As the bounty of Tucson's harvest reaches its peak, many residents and food enthusiasts turn to the art of preserving to extend the life of seasonal produce. Canning, pickling, and jam-making workshops are popular activities in the community, offering participants the chance to learn traditional preservation techniques and savor the flavors of summer throughout the year.

Mesquite flour, made from the pods of the native Mesquite tree, is a versatile ingredient that is used in baking, cooking, and even brewing. Its sweet and nutty flavor adds depth to desserts and savory dishes, making it a prized pantry staple for many Tucsonans.
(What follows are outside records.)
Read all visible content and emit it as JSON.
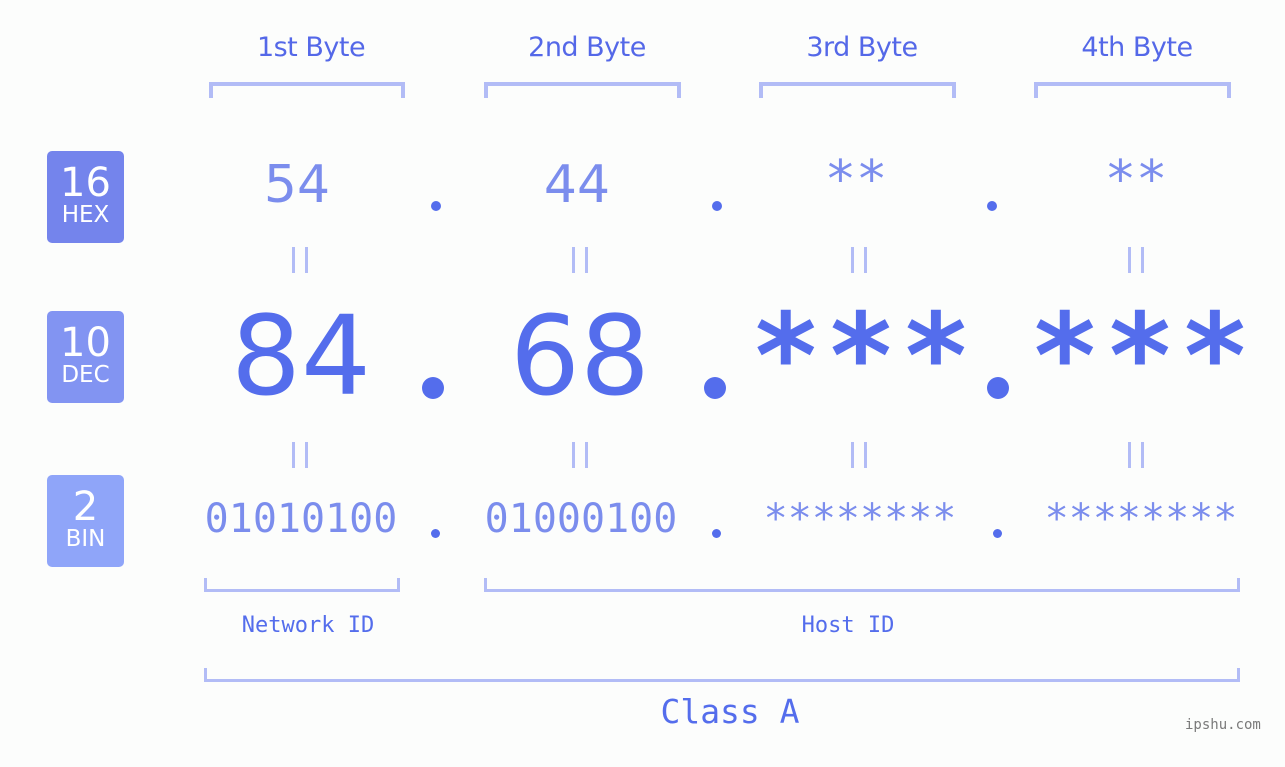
{
  "bytes": {
    "headers": [
      "1st Byte",
      "2nd Byte",
      "3rd Byte",
      "4th Byte"
    ]
  },
  "bases": {
    "hex": {
      "num": "16",
      "label": "HEX",
      "color": "#7484ec"
    },
    "dec": {
      "num": "10",
      "label": "DEC",
      "color": "#8294f2"
    },
    "bin": {
      "num": "2",
      "label": "BIN",
      "color": "#8fa5f9"
    }
  },
  "ip": {
    "hex": [
      "54",
      "44",
      "**",
      "**"
    ],
    "dec": [
      "84",
      "68",
      "***",
      "***"
    ],
    "bin": [
      "01010100",
      "01000100",
      "********",
      "********"
    ],
    "separator": "."
  },
  "equals_symbol": "=",
  "segments": {
    "network": "Network ID",
    "host": "Host ID",
    "class": "Class A"
  },
  "watermark": "ipshu.com",
  "colors": {
    "accent": "#546dec",
    "light_accent": "#7b8ded",
    "bracket": "#b2bcf6"
  }
}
Harvest Festivals and Community Celebrations

Throughout the year, Tucson hosts a variety of harvest festivals and agricultural celebrations that showcase the region's rich culinary heritage. The Baja Arizona Sustainable Agriculture's annual Farm Festival, for example, brings together farmers, chefs, and food enthusiasts for a day of tastings, workshops, and farm tours, highlighting the importance of sustainable agriculture in the community.

Additionally, events such as the Savor Southern Arizona Food and Wine Festival and the Tucson 23 Sonoran Hot Dog Challenge celebrate the flavors and culinary traditions of the region, inviting attendees to explore the diverse and vibrant food scene that Tucson has to offer.

FAQs: Exploring Tucson's Harvest

Q: What are some of the best times of the year to visit Tucson's farmers' markets?
A: The farmers' markets in Tucson are thriving year-round, but the fall and spring seasons are particularly vibrant, with a wide variety of fruits, vegetables, and artisanal products available.

Q: Are there any guided tours or farm visits available for those interested in learning more about Tucson's agricultural heritage?
A: Yes, several local organizations offer guided tours of farms and agricultural sites in the Tucson area, providing visitors with the opportunity to meet farmers, sample produce, and learn about sustainable farming practices.

Q: What are some traditional dishes or recipes that highlight Tucson's signature crops?
A: Traditional Sonoran dishes such as Chiltepin salsa, Saguaro fruit jam, and Mesquite flour tortillas are just a few examples of the culinary delights that showcase Tucson's unique crops.

Q: How can visitors support local farmers and producers during their stay in Tucson?
A: By shopping at farmers' markets, dining at farm-to-table restaurants, and purchasing locally made products, visitors can directly support the livelihoods of Tucson's farmers and producers.

Q: Are there any community events or festivals that focus specifically on Tucson's agricultural heritage?
A: Yes, Tucson hosts a number of harvest festivals, farm tours, and food events throughout the year, celebrating the region's agricultural richness and culinary traditions.

As you explore the culinary landscape of Tucson, take the time to savor the flavors of the region's harvest and connect with the community that produces them. From farm-fresh produce to artisanal products, Tucson's agricultural offerings are a true reflection of the city's bountiful and diverse culinary heritage.

Recent posts

Recent comments